Today’s guest is a prolific short story writer who is currently working on her first novel. Please welcome Gail Aldwin who blogs at The Writer Is A Lonely Hunter
How did you know you wanted to be a writer?
I’ve dabbled with writing several times and I studied for an MA at Sussex University which involved writing a travel book about the pilgrim route across northern Spain to Santiago de Compostela. Every time I seemed to be getting somewhere with my writing, life intervened in the form of pregnancies, additional work responsibilities, or moving house. I started writing again three years ago, when the promotion I’d set my heart on didn’t come through and my colleague was appointed. To save myself weeks of reliving the interview and to contain my envy, I began to write a book about back-packing in Australia. I joined a writing group which kept me focussed and I’ve now drafted on my third manuscript. Like many people, I always thought there was a book in me and because I don’t consider myself to be articulate, writing gives a form of expression that enables me to be spontaneous and fluent. I write because I find it hard to talk about the themes I want to share, issues around racism, alcoholism, domestic violence and homelessness. It all sounds very bleak but my characters are resilient.

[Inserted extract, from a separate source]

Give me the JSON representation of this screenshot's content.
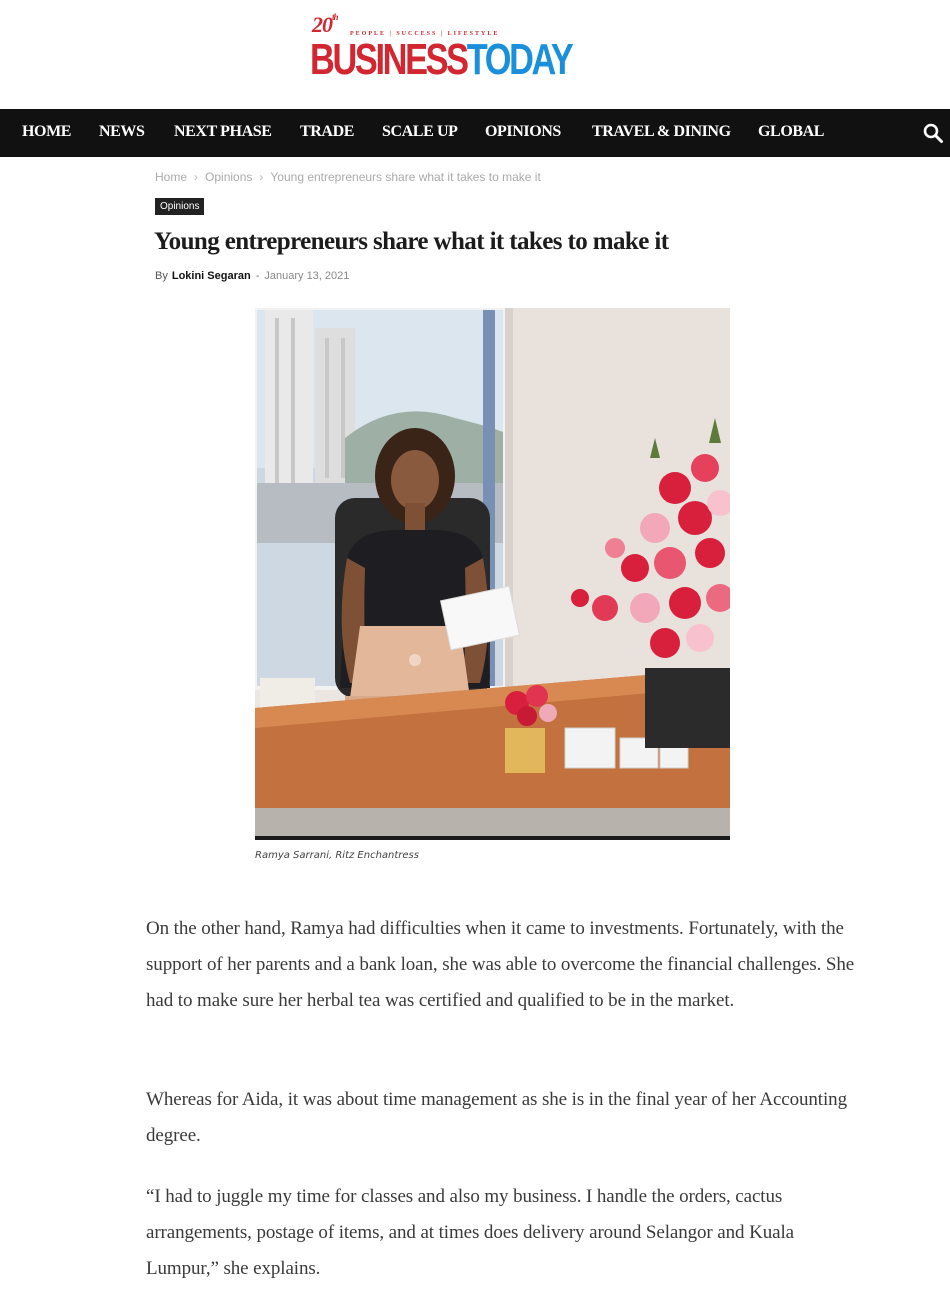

What genre do you write in?
My novels fall under the category of contemporary women’s fiction. I’d like to move into literary fiction but my writing style will need some improvement to make the transition. I also write flash fiction, complete stories in anything from 75 words up to 1000. I love flash fiction, it’s like an antidote to the slog of completing a novel and I’ve had a few successes in getting work published. You’ll find my stories on line at websites such as Paragraph Planet, Five Stop Story, and Cafe Lit. I also write a regular column for What the Dickens? Magazine that answers writers’ questions.
Do you have a writing schedule, your normal writing day?
I write every day, getting up early in the morning to commit a couple of hours. On days when I’m not working, I also spend a good part of the day at my computer. I watch very little television and that frees up time in the evening for writing.
What’s the best writing environment for you – where you write?
I like writing in a quiet space. I’m not sure what the best writing environment is – I haven’t experimented with this. We have a family study that I share with everyone except my daughter who likes working in her bedroom. My husband and son play games on the desktop and I write on a notebook. Sometimes we sit alongside each other but that’s only possible when the headphones are in use. When I can’t stand the distraction, I work at the kitchen table.
Who inspires you?
A couple of years ago I read a book called The Museum of Innocence by Orhan Pamuk. It’s set in Istanbul during the 1970s and is a story about obsessive love. I travelled through Turkey during 1981 on a double decker bus heading for to Kathmandu and I was therefore immediately drawn to the story. Pamuk is an intriguing story teller, who features as a minor character within the narrative and using all sorts of devices to hook the reader. I’m amazed at the prose, with one chapter titled ‘Sometimes’ where every sentence begins with this word.
If you were to be compared to another author, who’s work would yours most resemble?
I’d like to write prose as good as Orhan Pamuk, but it’ll take a lot of dedication to get to there. In the meantime, I read the work of debut novelists to check on the competition. One author I’d particularly like to be compared with is Evie Wyld. Her first novel After The Fire A Still Small Voice is set in Australia and she does a wonderful job of intertwining the location with the characters and their motivations. Australia is like a second home, so I’d like to be as good as Evie Wyld in describing the country and the characters in my novel Manipulation
Tell us about your current WIP
I’m currently redrafting my first novel Manipulation ready to submit to a reader for comment as part of the New Writers’ Scheme with the Romantic Novelists’ Association. It’s a story
that explores the challenges of travelling through Outback Australia during the recession of the 1980s for a well-mannered 20-year-old-girl. Committed to making a success of the experience, Helen follows a difficult path and ultimately becomes involved with a manipulative older man. Misunderstanding and confusion force the couple to ricochet around the country until they finally settle in Sydney and address some of the issues in their relationship.
This year I’ve also had short stories included in three print anthologies. Here’s a photo of them.
I think it’s great the way Gail works with and around the family in the evenings I do share my writing space with my husband, but I find it hinders me lol. Have you ever SHARED your writing space with someone else? Did it work?
If you’d like to read my post for the day, pop on over to Gails blog